Birmingham Historical Comic Strips -- Birmingham Age-Herald, The Twenties

Like the News, the 20's were relatively calm for the Age-Herald. The changes, by year, after the initial page in February, 1925:


Smitty lasted only a couple of weeks before being replaced by a panel called The Human Zoo, which was good but strained the limits of what gets included here; if they had run it anywhere else in the paper but the comics page, I probably wouldn't have counted it. It generally featured a portrait-style drawing of a single subject with a wry observation. I notice that the L. A. Times had a similar reaction, moving it from the comics page to the Sunday magazine back in 1924. It ran from March to August of '25.

The Human Zoo,C. D. Batchelor,none listed


In January, they dropped Moon Mullins and added a couple of panels. The Old Home Town was a large, detailed panel showing a small-town street scene with lots of secondary jokes and detail. It wasn't great, but it's the sort of thing that you never see in these days where that panel would have been about half the size of a current newspaper page.

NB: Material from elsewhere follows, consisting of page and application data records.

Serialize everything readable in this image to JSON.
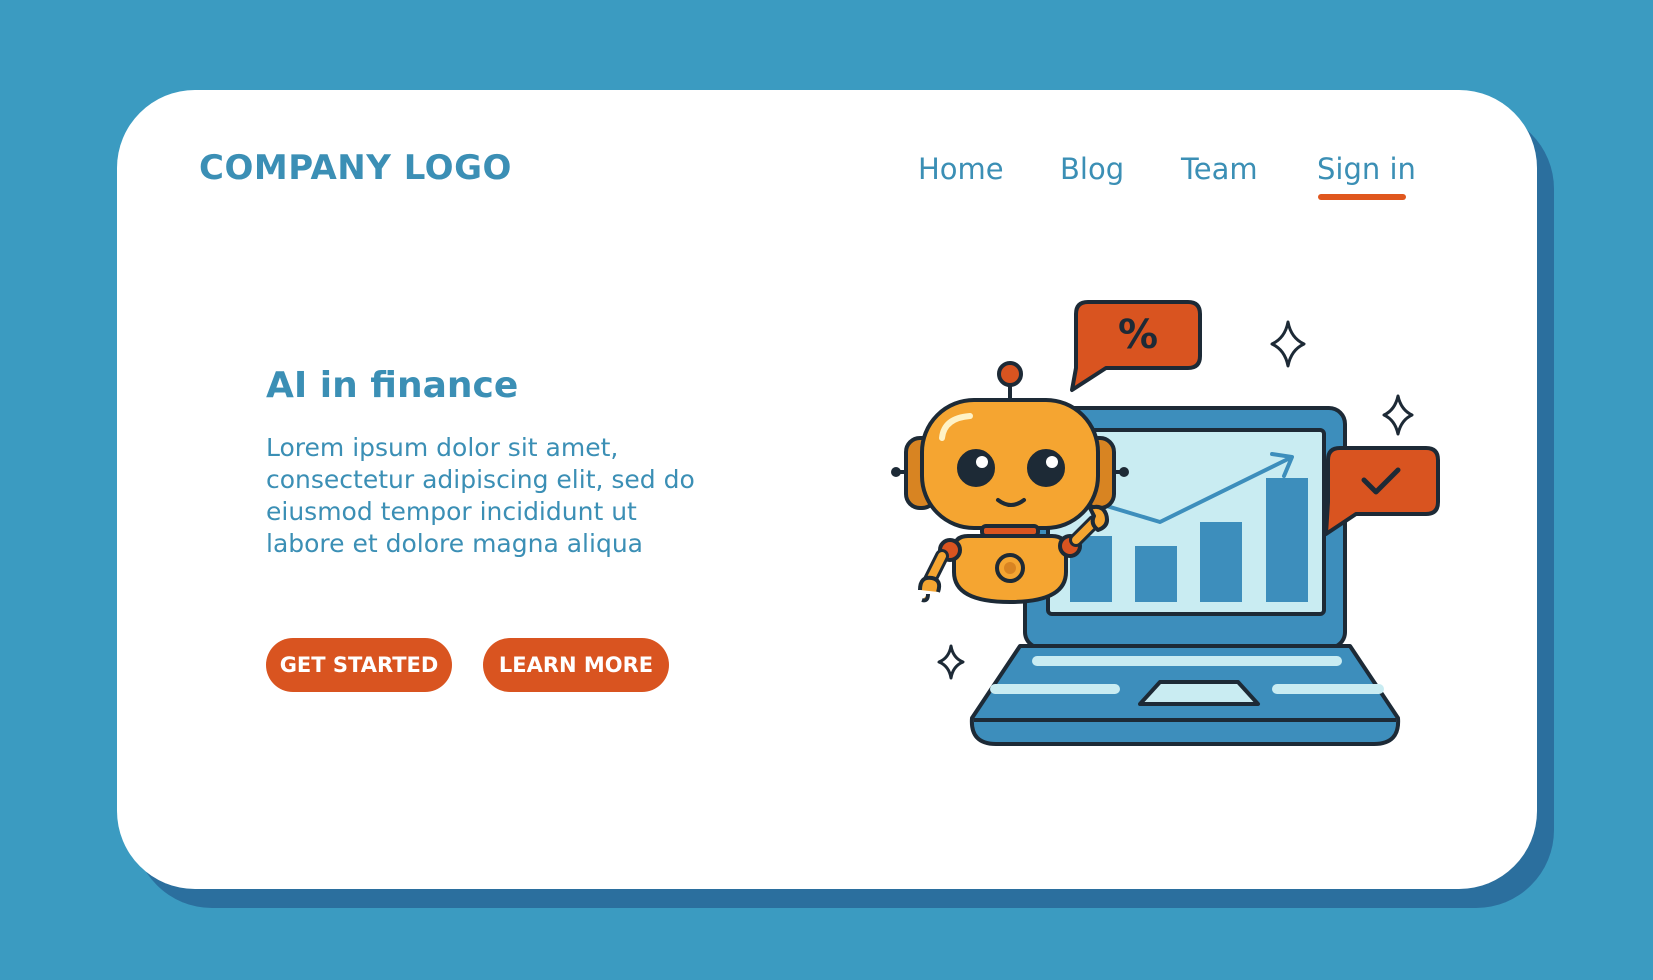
{
  "header": {
    "logo": "COMPANY LOGO",
    "nav": [
      {
        "label": "Home"
      },
      {
        "label": "Blog"
      },
      {
        "label": "Team"
      },
      {
        "label": "Sign in",
        "active": true
      }
    ]
  },
  "hero": {
    "title": "AI in finance",
    "body": "Lorem ipsum dolor sit amet, consectetur adipiscing elit, sed do eiusmod tempor incididunt ut labore et dolore magna aliqua",
    "buttons": {
      "get_started": "GET STARTED",
      "learn_more": "LEARN MORE"
    }
  },
  "illustration": {
    "percent_bubble": "%",
    "icons": [
      "robot-icon",
      "laptop-icon",
      "bar-chart-icon",
      "trend-arrow-icon",
      "percent-bubble-icon",
      "check-bubble-icon",
      "sparkle-icon"
    ]
  },
  "colors": {
    "background": "#3b9bc1",
    "card": "#ffffff",
    "card_shadow": "#2b6f9e",
    "text_primary": "#3b8fb5",
    "accent": "#d95420",
    "robot": "#f5a531",
    "screen": "#c9ecf2"
  }
}
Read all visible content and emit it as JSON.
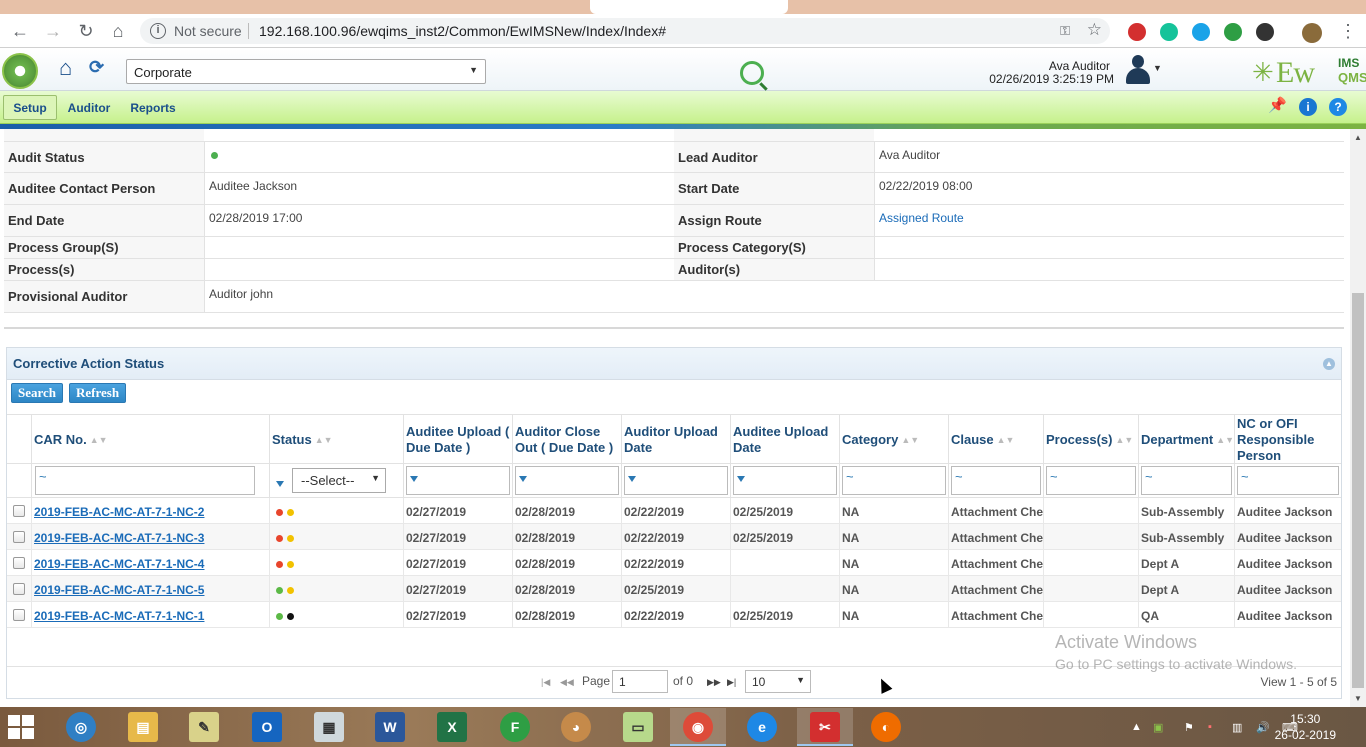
{
  "browser": {
    "security_label": "Not secure",
    "url": "192.168.100.96/ewqims_inst2/Common/EwIMSNew/Index/Index#"
  },
  "header": {
    "org_select_value": "Corporate",
    "user_name": "Ava Auditor",
    "user_datetime": "02/26/2019 3:25:19 PM",
    "brand_ew": "Ew",
    "brand_ims": "IMS",
    "brand_qms": "QMS"
  },
  "menu": {
    "items": [
      {
        "label": "Setup"
      },
      {
        "label": "Auditor"
      },
      {
        "label": "Reports"
      }
    ]
  },
  "details": {
    "audit_status": {
      "label": "Audit Status",
      "value": ""
    },
    "lead_auditor": {
      "label": "Lead Auditor",
      "value": "Ava Auditor"
    },
    "auditee_contact": {
      "label": "Auditee Contact Person",
      "value": "Auditee Jackson"
    },
    "start_date": {
      "label": "Start Date",
      "value": "02/22/2019 08:00"
    },
    "end_date": {
      "label": "End Date",
      "value": "02/28/2019 17:00"
    },
    "assign_route": {
      "label": "Assign Route",
      "value": "Assigned Route"
    },
    "process_group": {
      "label": "Process Group(S)",
      "value": ""
    },
    "process_category": {
      "label": "Process Category(S)",
      "value": ""
    },
    "processes": {
      "label": "Process(s)",
      "value": ""
    },
    "auditors": {
      "label": "Auditor(s)",
      "value": ""
    },
    "provisional_auditor": {
      "label": "Provisional Auditor",
      "value": "Auditor john"
    }
  },
  "car_panel": {
    "title": "Corrective Action Status",
    "search_label": "Search",
    "refresh_label": "Refresh",
    "columns": [
      {
        "label": "CAR No."
      },
      {
        "label": "Status"
      },
      {
        "label": "Auditee Upload ( Due Date )"
      },
      {
        "label": "Auditor Close Out ( Due Date )"
      },
      {
        "label": "Auditor Upload Date"
      },
      {
        "label": "Auditee Upload Date"
      },
      {
        "label": "Category"
      },
      {
        "label": "Clause"
      },
      {
        "label": "Process(s)"
      },
      {
        "label": "Department"
      },
      {
        "label": "NC or OFI Responsible Person"
      }
    ],
    "filter_placeholder": "~",
    "status_filter_value": "--Select--",
    "rows": [
      {
        "car_no": "2019-FEB-AC-MC-AT-7-1-NC-2",
        "dot1": "#e8452c",
        "dot2": "#f2c200",
        "auditee_due": "02/27/2019",
        "auditor_due": "02/28/2019",
        "auditor_upload": "02/22/2019",
        "auditee_upload": "02/25/2019",
        "category": "NA",
        "clause": "Attachment Chec",
        "process": "",
        "department": "Sub-Assembly",
        "responsible": "Auditee Jackson"
      },
      {
        "car_no": "2019-FEB-AC-MC-AT-7-1-NC-3",
        "dot1": "#e8452c",
        "dot2": "#f2c200",
        "auditee_due": "02/27/2019",
        "auditor_due": "02/28/2019",
        "auditor_upload": "02/22/2019",
        "auditee_upload": "02/25/2019",
        "category": "NA",
        "clause": "Attachment Chec",
        "process": "",
        "department": "Sub-Assembly",
        "responsible": "Auditee Jackson"
      },
      {
        "car_no": "2019-FEB-AC-MC-AT-7-1-NC-4",
        "dot1": "#e8452c",
        "dot2": "#f2c200",
        "auditee_due": "02/27/2019",
        "auditor_due": "02/28/2019",
        "auditor_upload": "02/22/2019",
        "auditee_upload": "",
        "category": "NA",
        "clause": "Attachment Chec",
        "process": "",
        "department": "Dept A",
        "responsible": "Auditee Jackson"
      },
      {
        "car_no": "2019-FEB-AC-MC-AT-7-1-NC-5",
        "dot1": "#5cb946",
        "dot2": "#f2c200",
        "auditee_due": "02/27/2019",
        "auditor_due": "02/28/2019",
        "auditor_upload": "02/25/2019",
        "auditee_upload": "",
        "category": "NA",
        "clause": "Attachment Chec",
        "process": "",
        "department": "Dept A",
        "responsible": "Auditee Jackson"
      },
      {
        "car_no": "2019-FEB-AC-MC-AT-7-1-NC-1",
        "dot1": "#5cb946",
        "dot2": "#111111",
        "auditee_due": "02/27/2019",
        "auditor_due": "02/28/2019",
        "auditor_upload": "02/22/2019",
        "auditee_upload": "02/25/2019",
        "category": "NA",
        "clause": "Attachment Chec",
        "process": "",
        "department": "QA",
        "responsible": "Auditee Jackson"
      }
    ],
    "pager": {
      "page_label": "Page",
      "page_value": "1",
      "of_label": "of 0",
      "page_size": "10",
      "view_label": "View 1 - 5 of 5"
    }
  },
  "watermark": {
    "line1": "Activate Windows",
    "line2": "Go to PC settings to activate Windows."
  },
  "taskbar": {
    "time": "15:30",
    "date": "26-02-2019"
  }
}
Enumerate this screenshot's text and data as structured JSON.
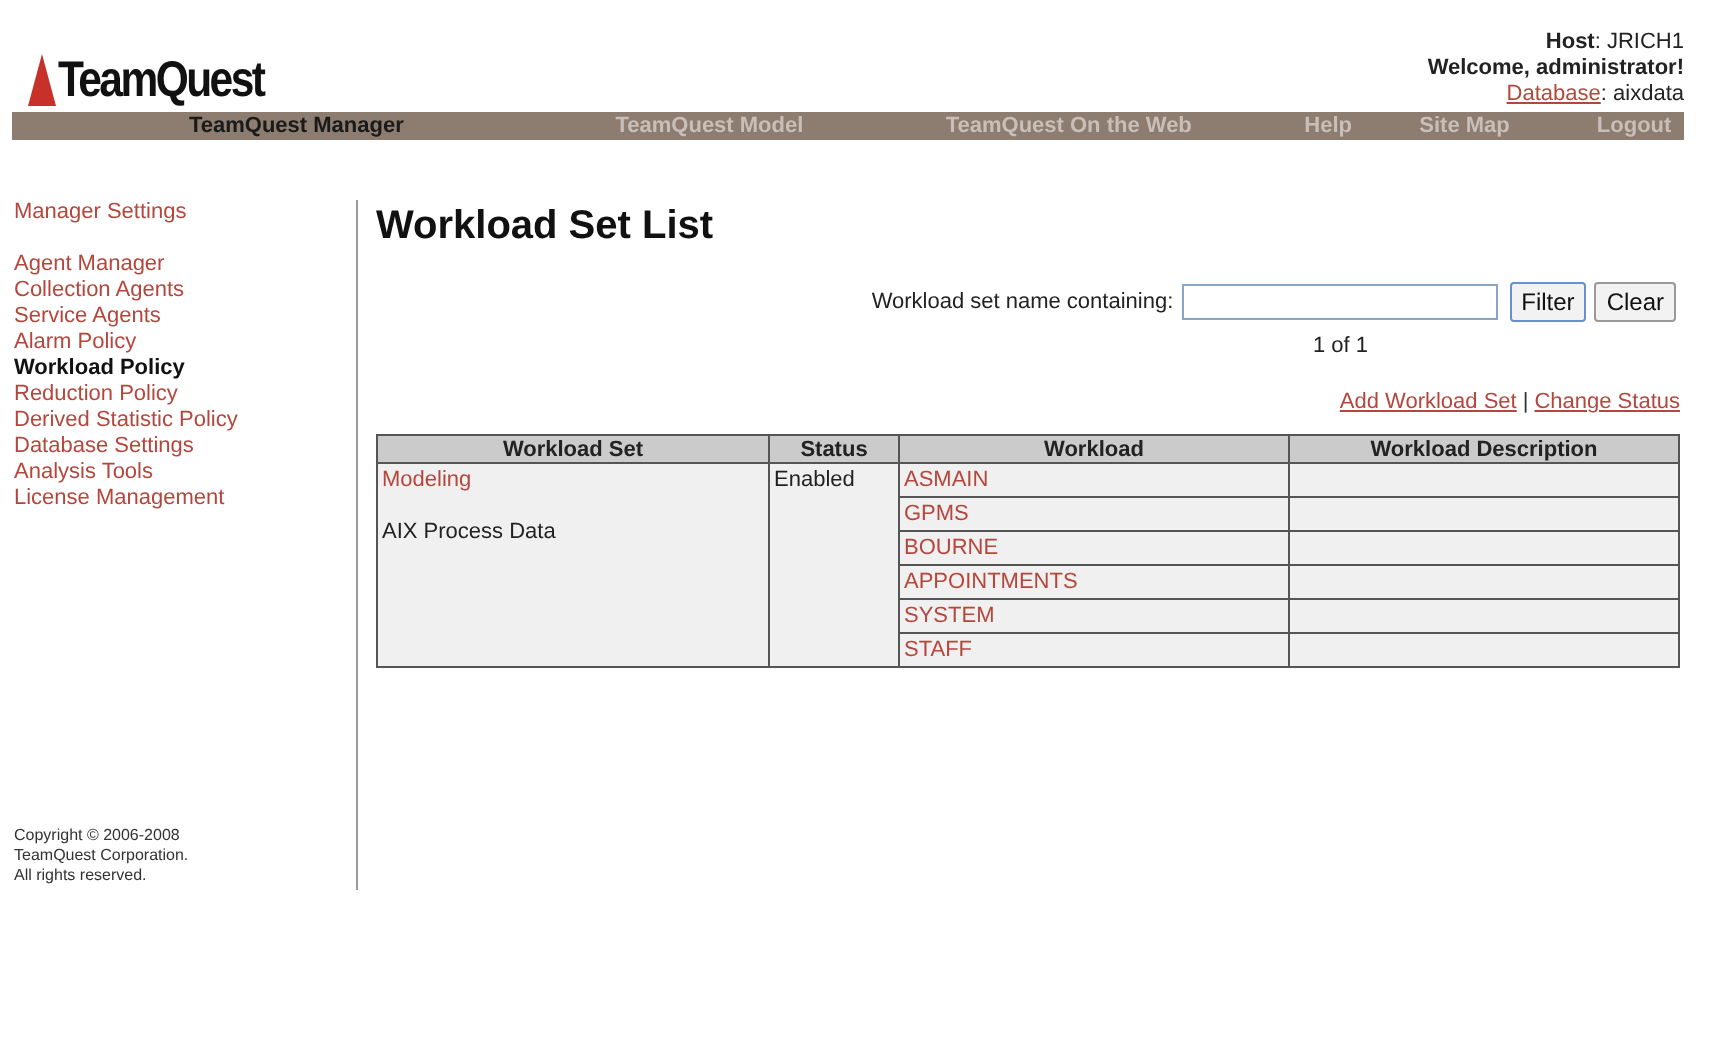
{
  "header": {
    "logo": "TeamQuest",
    "separator": ":",
    "host_label": "Host",
    "host": "JRICH1",
    "welcome": "Welcome, administrator!",
    "database_label": "Database",
    "database": "aixdata"
  },
  "nav": [
    {
      "label": "TeamQuest Manager",
      "selected": true
    },
    {
      "label": "TeamQuest Model",
      "selected": false
    },
    {
      "label": "TeamQuest On the Web",
      "selected": false
    },
    {
      "label": "Help",
      "selected": false
    },
    {
      "label": "Site Map",
      "selected": false
    },
    {
      "label": "Logout",
      "selected": false
    }
  ],
  "sidebar": {
    "heading": "Manager Settings",
    "items": [
      {
        "label": "Agent Manager",
        "selected": false
      },
      {
        "label": "Collection Agents",
        "selected": false
      },
      {
        "label": "Service Agents",
        "selected": false
      },
      {
        "label": "Alarm Policy",
        "selected": false
      },
      {
        "label": "Workload Policy",
        "selected": true
      },
      {
        "label": "Reduction Policy",
        "selected": false
      },
      {
        "label": "Derived Statistic Policy",
        "selected": false
      },
      {
        "label": "Database Settings",
        "selected": false
      },
      {
        "label": "Analysis Tools",
        "selected": false
      },
      {
        "label": "License Management",
        "selected": false
      }
    ],
    "copyright": [
      "Copyright © 2006-2008",
      "TeamQuest Corporation.",
      "All rights reserved."
    ]
  },
  "page_title": "Workload Set List",
  "filter": {
    "label": "Workload set name containing:",
    "buttons": [
      "Filter",
      "Clear"
    ],
    "pagination": "1 of 1"
  },
  "actions": [
    "Add Workload Set",
    "Change Status"
  ],
  "actions_separator": "|",
  "table": {
    "columns": [
      "Workload Set",
      "Status",
      "Workload",
      "Workload Description"
    ],
    "rows": [
      {
        "workload_set": "Modeling",
        "description": "AIX Process Data",
        "status": "Enabled",
        "workloads": [
          "ASMAIN",
          "GPMS",
          "BOURNE",
          "APPOINTMENTS",
          "SYSTEM",
          "STAFF"
        ]
      }
    ]
  }
}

The other panel added, Oz Bopp -- Pippin Junction, was almost but not quite unremarkable. Oz Bopp was a small-town Southern sheriff, and the panel was the usual collection of slice-of-life observations (Bopp would show up again once in the '30's in comic book form as Ol' Oz Bopp). The thing that makes it not quite unremarkable is that the panel regularly featured African-American characters (I don't think any of them were named, but I don't think anyone but Oz was ever named, and they were certainly consistent repeating characters) almost a decade before Mandrake is usually credited with introducing the first African-American characters. These weren't characters that anyone would be proud of -- if it were possible to do so in a black-and-white drawing, they were definitely drawn and written in blackface -- but they were there.

Oz Bopp - Pippin Junction,Cole,none listed
The Old Home Town,Stanley,Johnson Features


In June they dropped The Old Home Town, leaving them with just four strips.


In June they picked up Flying to Fame, one of the first flying adventure strips, and Reg'lar Fellers, an Our Gang-style gang of kids strip. In December they picked up Bobby Thatcher, one of the early melodramas turned adventure strips.

Flying to Fame,Ernest Henderson,none listed
Reg'lar Fellers,Gene Byrnes,N. Y. Tribune
Bobby Thatcher,George Storm,McClure Newspaper Syndicate


In January they added a strip which they labelled as "Rip van Rogers (Buck Rogers, 2429 A. D.)". In June, they dropped Bobby Thatcher and brought back Moon Mullins.

"Rip van Rogers (Buck Rogers, 2429 A. D.)",Phillip Nowlan and Richard Calkins,John Dille Co.

The Thirties

Last Updated: January 22, 2008